Toronto Star: Is Trump’s refugee crackdown threat pushing asylum seekers into Canada?

The Star watched as three groups of people walked across the border into Quebec. Despite RCMP officers warning they would be arrested all very willingly allowed themselves to be taken away. (Toronto Star)

Neil Macdonald: How the word 'terrorism' lost its meaning

On Feb. 3, President Donald Trump tweeted that "a new radical Islamic terrorist has just attacked in Louvre Museum in Paris." The United States, he added, needed to "GET SMART" and, presumably, get behind his ban on travel from several Muslim-majority, ostensibly terrorist-producing countries. (CBC)

Robert Fulford: Can Islam be reformed? Who will, or even can be, a Muslim Martin Luther?

“I was a Muslim refugee once,” Ayaan Hirsi Ali declared this week in her response to President Donald Trump’s travel ban. “I know what it’s like.
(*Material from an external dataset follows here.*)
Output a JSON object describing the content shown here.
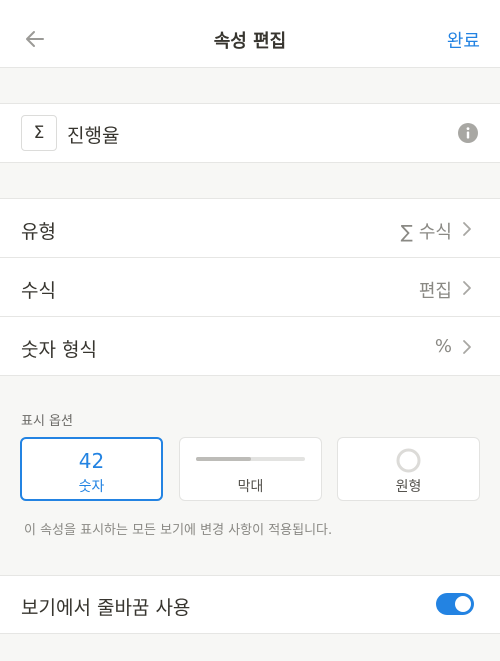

I know what it’s like to fear rejection, deportation and the dangers that await you back home.” (National Post)

 

REPORTS, COMMITTEE HEARINGS, LEGISLATIVE UPDATES

  • Standing Committee on Human Resources, Skills and Social Development and the Status of Persons with Disabilities meet tomorrow to discuss Poverty Reduction Strategies (Public)
  • Standing Committee on Citizenship and Immigration meet later today to study Family Reunification (In Camera)
  • Standing Committee on National Defence met on Thursday to continue study on Canada the Defence of North America (Public)
  • Standing Committee on Foreign Affairs and International Development meet tomorrow to study the Situation in Eastern Europe and Central Asia 25 Years after the End of the Cold War (Public)